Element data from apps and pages
#####

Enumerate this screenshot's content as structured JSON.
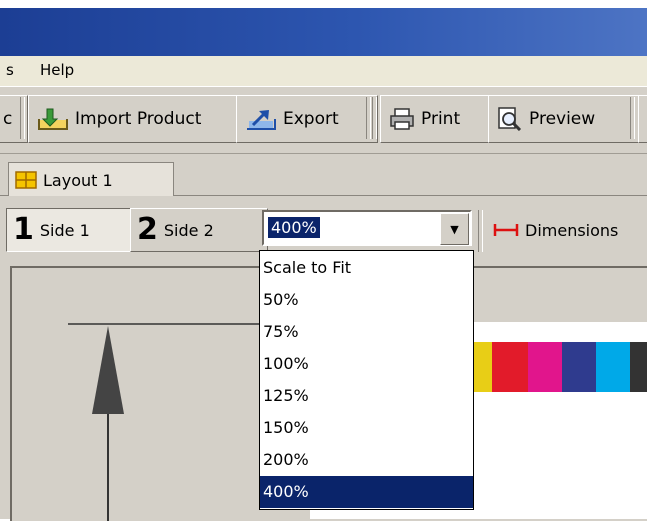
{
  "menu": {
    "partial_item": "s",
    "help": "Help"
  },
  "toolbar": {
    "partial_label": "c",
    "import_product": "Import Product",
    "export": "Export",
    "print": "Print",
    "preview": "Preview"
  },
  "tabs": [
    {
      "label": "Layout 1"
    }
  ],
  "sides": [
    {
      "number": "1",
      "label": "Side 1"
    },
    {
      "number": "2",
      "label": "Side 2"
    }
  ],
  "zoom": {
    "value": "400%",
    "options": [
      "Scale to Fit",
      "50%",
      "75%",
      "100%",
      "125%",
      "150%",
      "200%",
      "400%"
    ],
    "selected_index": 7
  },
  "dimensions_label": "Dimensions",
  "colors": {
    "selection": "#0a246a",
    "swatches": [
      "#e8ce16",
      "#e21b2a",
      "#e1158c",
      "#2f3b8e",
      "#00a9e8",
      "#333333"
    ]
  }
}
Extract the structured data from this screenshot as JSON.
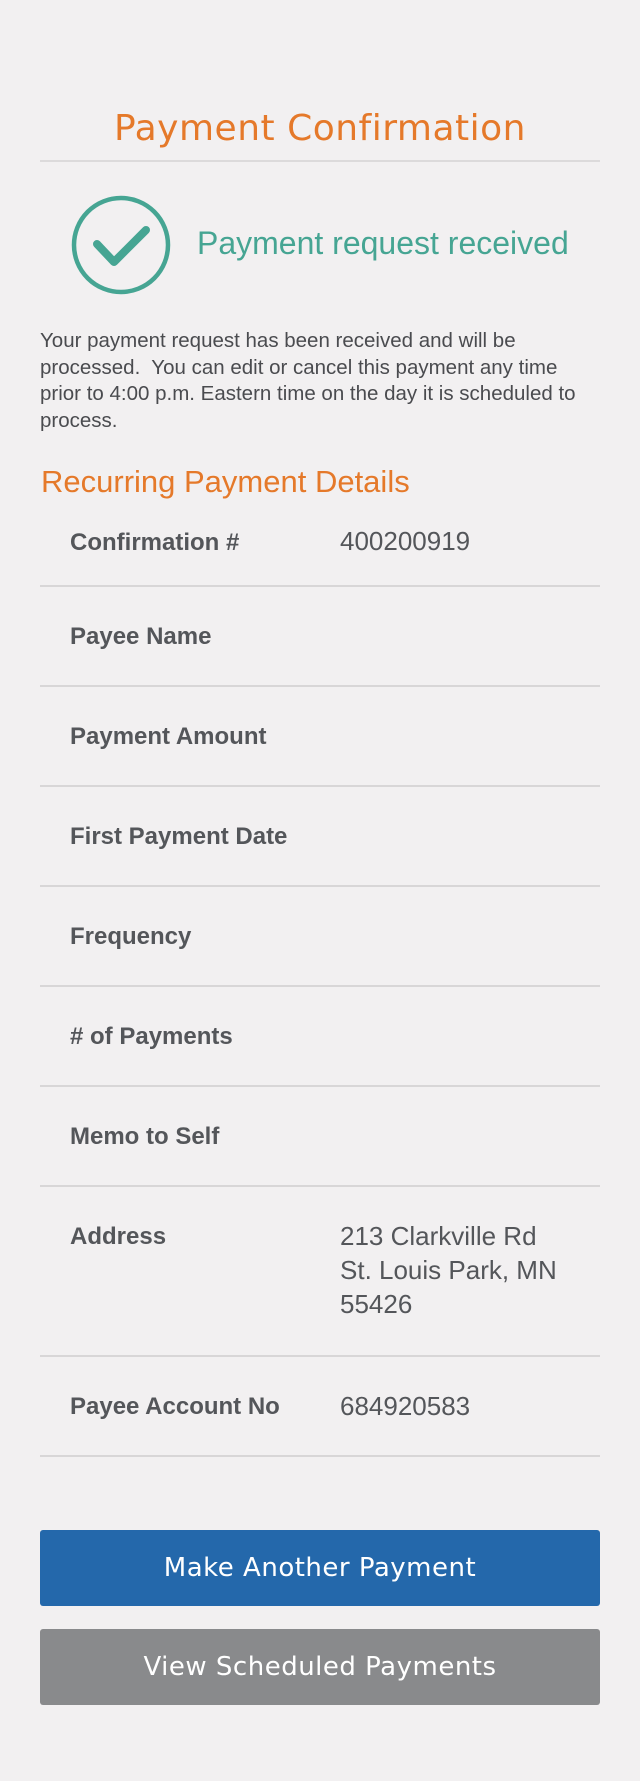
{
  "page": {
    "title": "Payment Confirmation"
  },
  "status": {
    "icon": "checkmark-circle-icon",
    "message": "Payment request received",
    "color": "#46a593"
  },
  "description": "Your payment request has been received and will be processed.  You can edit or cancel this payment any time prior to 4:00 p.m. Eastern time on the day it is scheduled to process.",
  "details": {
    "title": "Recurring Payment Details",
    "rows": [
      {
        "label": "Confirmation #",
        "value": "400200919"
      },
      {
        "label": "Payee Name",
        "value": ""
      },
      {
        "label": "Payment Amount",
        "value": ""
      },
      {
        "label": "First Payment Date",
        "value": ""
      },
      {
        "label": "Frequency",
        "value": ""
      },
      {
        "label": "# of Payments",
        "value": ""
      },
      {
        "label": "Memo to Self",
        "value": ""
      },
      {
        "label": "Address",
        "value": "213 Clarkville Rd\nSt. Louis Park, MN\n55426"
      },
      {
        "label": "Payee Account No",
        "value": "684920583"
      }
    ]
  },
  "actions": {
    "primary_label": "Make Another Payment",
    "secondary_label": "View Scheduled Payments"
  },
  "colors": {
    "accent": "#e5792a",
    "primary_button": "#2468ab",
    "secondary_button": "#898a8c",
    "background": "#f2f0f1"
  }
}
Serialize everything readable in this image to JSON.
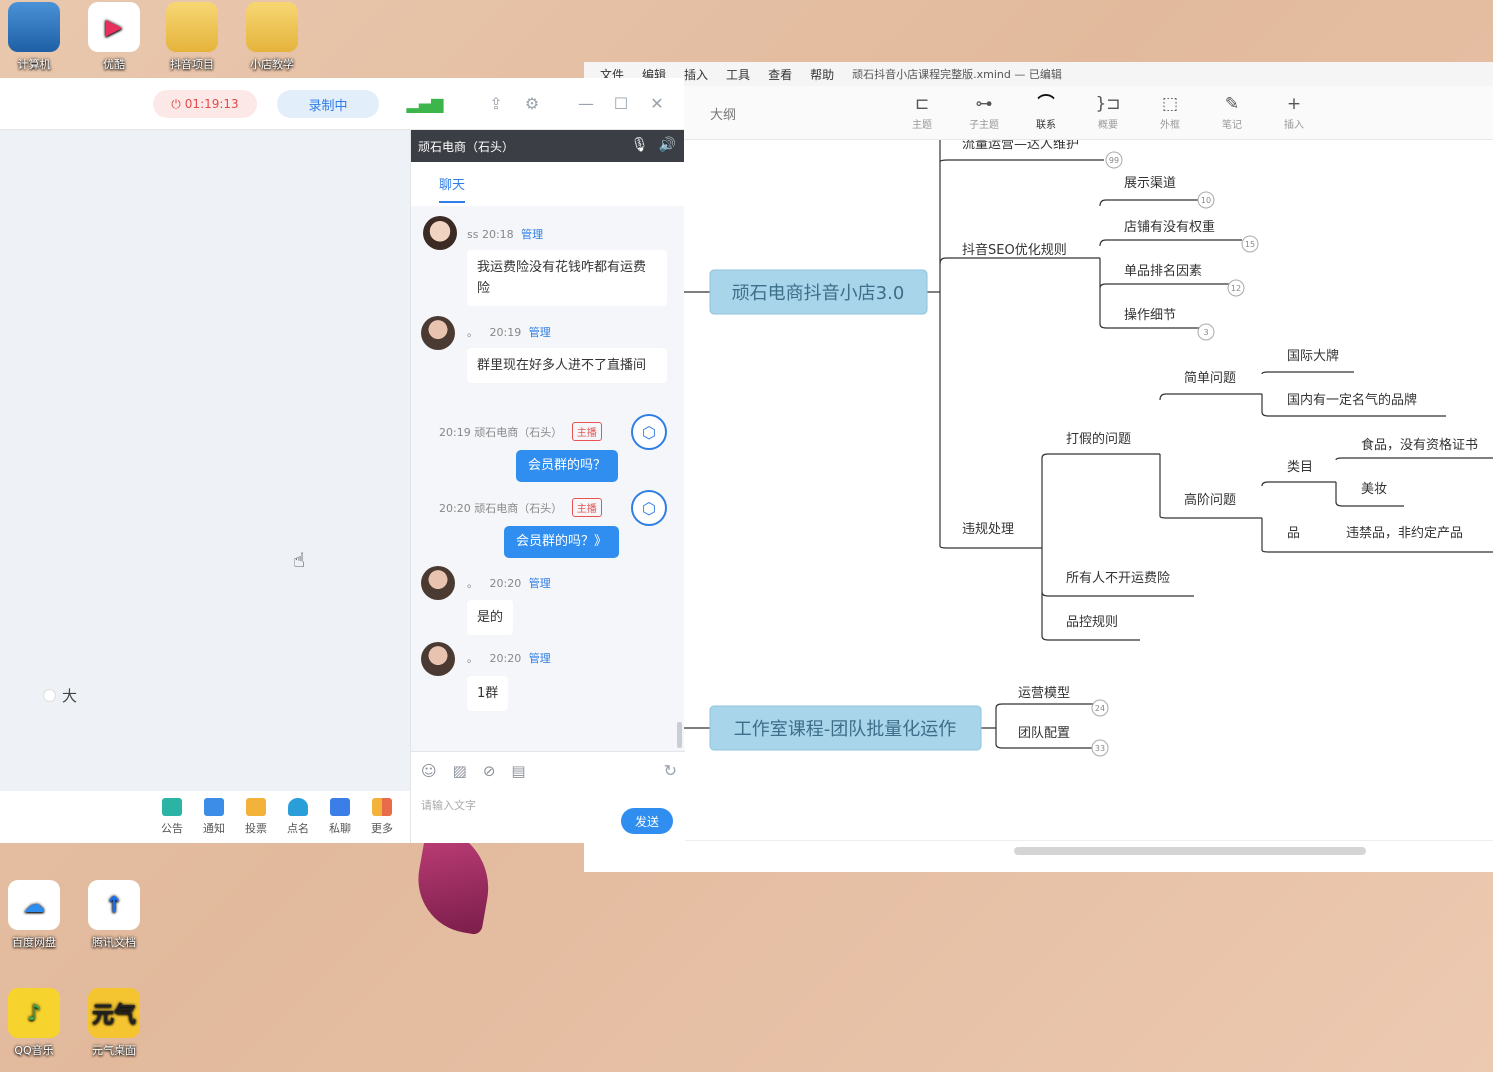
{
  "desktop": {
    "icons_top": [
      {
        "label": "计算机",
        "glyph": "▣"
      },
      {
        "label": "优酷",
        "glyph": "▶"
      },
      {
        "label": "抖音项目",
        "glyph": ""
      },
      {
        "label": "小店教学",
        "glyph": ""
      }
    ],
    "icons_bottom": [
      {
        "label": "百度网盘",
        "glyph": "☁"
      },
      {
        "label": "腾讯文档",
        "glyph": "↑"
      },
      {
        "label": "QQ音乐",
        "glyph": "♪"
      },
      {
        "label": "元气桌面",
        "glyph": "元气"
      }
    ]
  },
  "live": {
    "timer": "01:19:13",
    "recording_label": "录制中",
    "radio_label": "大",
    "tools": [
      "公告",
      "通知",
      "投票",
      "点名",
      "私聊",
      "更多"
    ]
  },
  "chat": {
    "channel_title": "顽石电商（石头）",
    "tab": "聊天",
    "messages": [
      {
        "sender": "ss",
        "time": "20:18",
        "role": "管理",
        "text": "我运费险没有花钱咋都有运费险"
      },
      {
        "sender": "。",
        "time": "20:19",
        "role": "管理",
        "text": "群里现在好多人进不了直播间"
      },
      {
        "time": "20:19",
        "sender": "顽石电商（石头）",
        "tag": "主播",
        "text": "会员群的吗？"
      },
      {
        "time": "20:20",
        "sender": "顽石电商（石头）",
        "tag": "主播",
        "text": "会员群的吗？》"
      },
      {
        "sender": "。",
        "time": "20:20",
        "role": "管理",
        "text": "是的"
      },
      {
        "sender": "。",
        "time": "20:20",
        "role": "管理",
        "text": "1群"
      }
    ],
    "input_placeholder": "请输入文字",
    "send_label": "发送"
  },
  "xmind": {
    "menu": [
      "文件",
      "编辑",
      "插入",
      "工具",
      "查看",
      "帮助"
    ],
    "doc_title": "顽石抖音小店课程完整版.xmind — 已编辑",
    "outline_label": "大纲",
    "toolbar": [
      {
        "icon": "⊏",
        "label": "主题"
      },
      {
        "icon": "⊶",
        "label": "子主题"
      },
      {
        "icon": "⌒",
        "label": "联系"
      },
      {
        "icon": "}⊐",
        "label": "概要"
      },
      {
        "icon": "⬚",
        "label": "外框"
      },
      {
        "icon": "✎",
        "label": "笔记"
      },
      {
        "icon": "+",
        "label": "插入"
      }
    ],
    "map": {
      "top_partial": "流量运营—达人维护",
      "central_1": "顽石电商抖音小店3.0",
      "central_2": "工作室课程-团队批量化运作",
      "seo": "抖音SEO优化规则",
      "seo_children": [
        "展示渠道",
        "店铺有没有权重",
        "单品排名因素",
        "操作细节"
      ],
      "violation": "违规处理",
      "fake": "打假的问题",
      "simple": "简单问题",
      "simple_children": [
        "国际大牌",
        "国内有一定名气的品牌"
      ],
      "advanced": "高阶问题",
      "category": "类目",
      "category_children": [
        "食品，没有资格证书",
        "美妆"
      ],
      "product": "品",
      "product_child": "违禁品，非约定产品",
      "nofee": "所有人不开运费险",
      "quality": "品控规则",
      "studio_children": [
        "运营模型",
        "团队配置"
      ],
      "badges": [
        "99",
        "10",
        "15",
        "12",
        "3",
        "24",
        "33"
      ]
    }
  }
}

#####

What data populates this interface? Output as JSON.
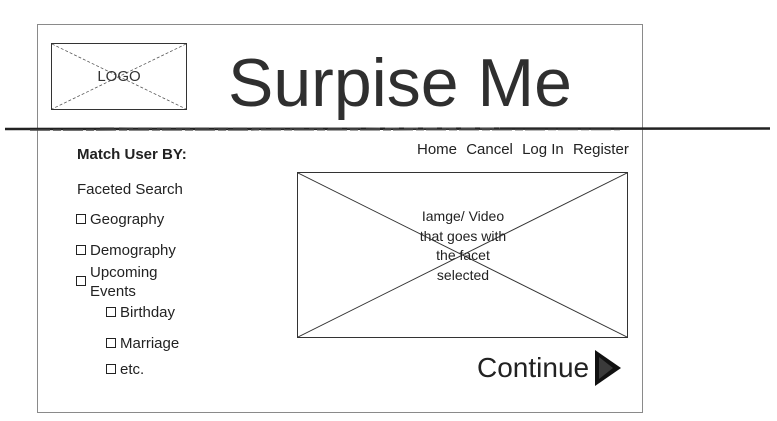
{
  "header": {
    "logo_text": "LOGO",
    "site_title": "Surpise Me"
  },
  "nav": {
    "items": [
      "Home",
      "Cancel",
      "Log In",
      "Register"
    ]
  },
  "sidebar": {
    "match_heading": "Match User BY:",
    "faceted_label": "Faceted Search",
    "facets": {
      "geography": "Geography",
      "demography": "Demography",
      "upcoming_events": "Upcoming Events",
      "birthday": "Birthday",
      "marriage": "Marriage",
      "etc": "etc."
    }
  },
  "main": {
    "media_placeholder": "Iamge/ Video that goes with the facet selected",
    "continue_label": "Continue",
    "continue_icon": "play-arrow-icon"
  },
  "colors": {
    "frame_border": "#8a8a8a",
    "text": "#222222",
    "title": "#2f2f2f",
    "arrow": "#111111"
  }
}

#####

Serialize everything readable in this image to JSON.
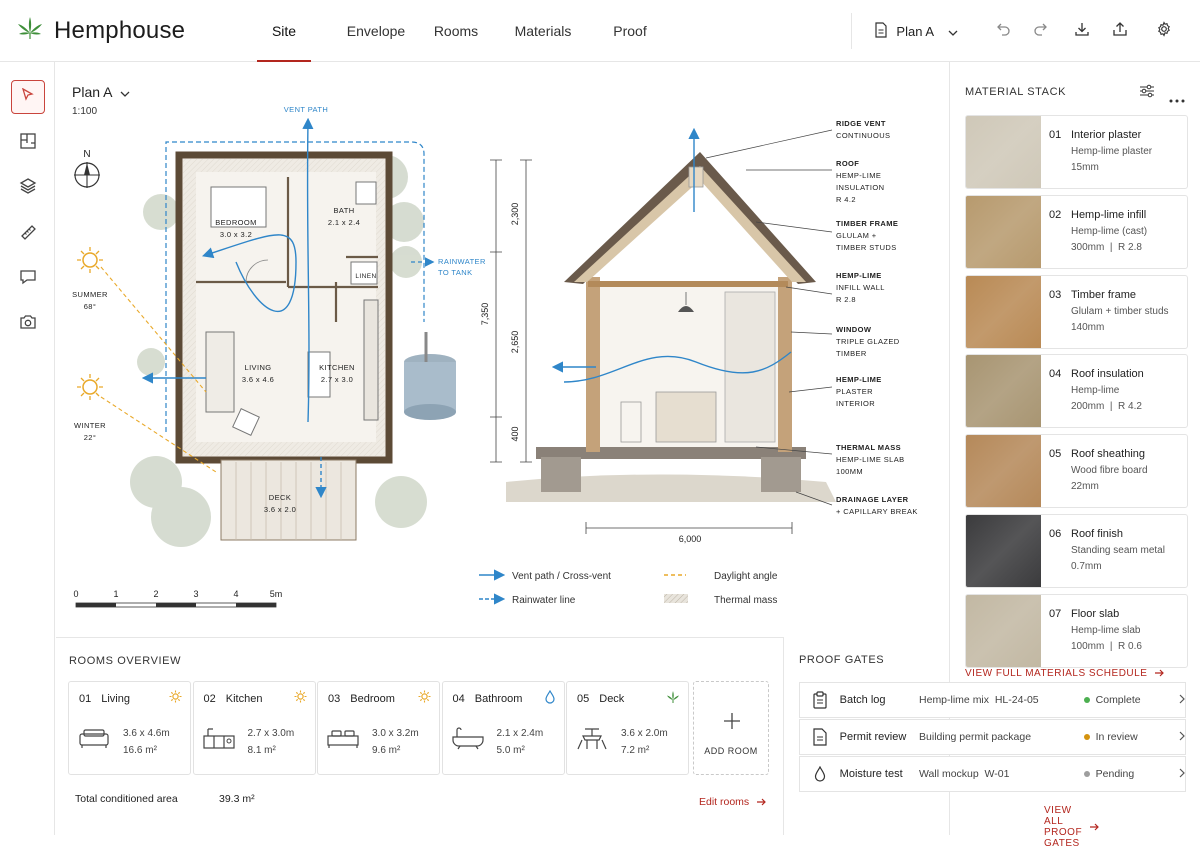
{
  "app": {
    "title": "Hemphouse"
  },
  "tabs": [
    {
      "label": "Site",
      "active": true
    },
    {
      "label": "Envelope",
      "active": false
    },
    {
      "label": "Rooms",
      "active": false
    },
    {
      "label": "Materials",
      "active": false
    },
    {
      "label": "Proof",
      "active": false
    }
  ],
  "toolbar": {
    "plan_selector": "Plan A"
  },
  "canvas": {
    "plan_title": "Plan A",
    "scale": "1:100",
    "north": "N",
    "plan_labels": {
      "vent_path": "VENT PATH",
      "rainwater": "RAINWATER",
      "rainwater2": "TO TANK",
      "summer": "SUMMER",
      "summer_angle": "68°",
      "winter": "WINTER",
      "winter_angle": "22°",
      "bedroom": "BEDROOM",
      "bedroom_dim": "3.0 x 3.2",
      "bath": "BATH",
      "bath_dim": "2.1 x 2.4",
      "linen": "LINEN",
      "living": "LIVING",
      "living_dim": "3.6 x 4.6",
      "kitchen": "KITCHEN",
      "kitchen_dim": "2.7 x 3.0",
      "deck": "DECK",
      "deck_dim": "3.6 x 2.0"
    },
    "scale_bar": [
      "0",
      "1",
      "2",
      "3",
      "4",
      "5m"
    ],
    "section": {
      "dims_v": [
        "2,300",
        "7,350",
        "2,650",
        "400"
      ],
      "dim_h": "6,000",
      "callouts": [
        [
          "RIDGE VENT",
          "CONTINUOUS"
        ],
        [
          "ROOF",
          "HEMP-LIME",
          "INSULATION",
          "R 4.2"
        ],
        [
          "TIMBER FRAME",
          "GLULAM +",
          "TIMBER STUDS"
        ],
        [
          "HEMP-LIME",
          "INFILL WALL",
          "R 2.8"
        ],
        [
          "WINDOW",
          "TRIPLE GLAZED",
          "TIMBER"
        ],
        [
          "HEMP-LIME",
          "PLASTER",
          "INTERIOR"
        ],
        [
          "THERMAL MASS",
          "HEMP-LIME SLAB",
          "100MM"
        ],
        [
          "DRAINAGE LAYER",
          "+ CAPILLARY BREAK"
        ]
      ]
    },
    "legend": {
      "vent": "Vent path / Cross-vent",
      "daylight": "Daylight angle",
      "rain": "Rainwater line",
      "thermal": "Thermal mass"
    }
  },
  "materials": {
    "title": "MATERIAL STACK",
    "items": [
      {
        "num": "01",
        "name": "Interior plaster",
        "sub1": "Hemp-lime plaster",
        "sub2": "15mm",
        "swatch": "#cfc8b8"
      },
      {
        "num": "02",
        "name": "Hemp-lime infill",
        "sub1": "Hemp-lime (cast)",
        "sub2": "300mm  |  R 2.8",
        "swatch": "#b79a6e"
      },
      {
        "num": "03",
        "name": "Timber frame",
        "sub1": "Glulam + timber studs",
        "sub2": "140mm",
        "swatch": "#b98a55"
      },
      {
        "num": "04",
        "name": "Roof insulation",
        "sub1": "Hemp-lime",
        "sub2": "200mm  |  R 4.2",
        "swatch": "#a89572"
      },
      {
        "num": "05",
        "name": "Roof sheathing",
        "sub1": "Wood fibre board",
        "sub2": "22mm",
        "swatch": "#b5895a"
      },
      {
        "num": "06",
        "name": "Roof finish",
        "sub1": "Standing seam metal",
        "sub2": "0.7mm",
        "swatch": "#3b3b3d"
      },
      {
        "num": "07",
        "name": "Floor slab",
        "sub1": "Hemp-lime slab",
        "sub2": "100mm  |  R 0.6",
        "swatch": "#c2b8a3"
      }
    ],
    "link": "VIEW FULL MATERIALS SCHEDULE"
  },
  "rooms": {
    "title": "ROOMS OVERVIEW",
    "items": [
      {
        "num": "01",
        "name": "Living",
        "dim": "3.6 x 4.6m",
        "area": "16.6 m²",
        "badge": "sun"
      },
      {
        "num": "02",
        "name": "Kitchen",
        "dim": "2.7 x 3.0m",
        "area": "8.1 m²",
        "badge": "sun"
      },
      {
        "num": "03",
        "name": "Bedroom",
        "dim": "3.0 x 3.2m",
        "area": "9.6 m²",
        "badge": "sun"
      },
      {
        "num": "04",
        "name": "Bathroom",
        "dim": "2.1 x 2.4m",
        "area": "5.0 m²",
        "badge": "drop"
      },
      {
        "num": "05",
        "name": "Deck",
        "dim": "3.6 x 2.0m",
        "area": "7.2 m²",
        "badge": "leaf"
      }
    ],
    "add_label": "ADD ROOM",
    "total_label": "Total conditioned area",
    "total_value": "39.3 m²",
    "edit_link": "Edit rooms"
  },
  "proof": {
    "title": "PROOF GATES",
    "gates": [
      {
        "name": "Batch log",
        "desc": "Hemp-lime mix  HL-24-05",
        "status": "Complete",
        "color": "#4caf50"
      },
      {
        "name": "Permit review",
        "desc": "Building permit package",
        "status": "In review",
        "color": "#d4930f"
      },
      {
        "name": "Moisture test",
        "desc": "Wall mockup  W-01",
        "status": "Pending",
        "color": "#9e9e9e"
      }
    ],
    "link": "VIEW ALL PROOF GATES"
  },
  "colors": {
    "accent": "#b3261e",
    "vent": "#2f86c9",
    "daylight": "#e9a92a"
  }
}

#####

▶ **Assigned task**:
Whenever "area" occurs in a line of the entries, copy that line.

▶ **Exercise response**:
        "area": "16.6 m²",
        "area": "8.1 m²",
        "area": "9.6 m²",
        "area": "5.0 m²",
        "area": "7.2 m²",
    "total_label": "Total conditioned area",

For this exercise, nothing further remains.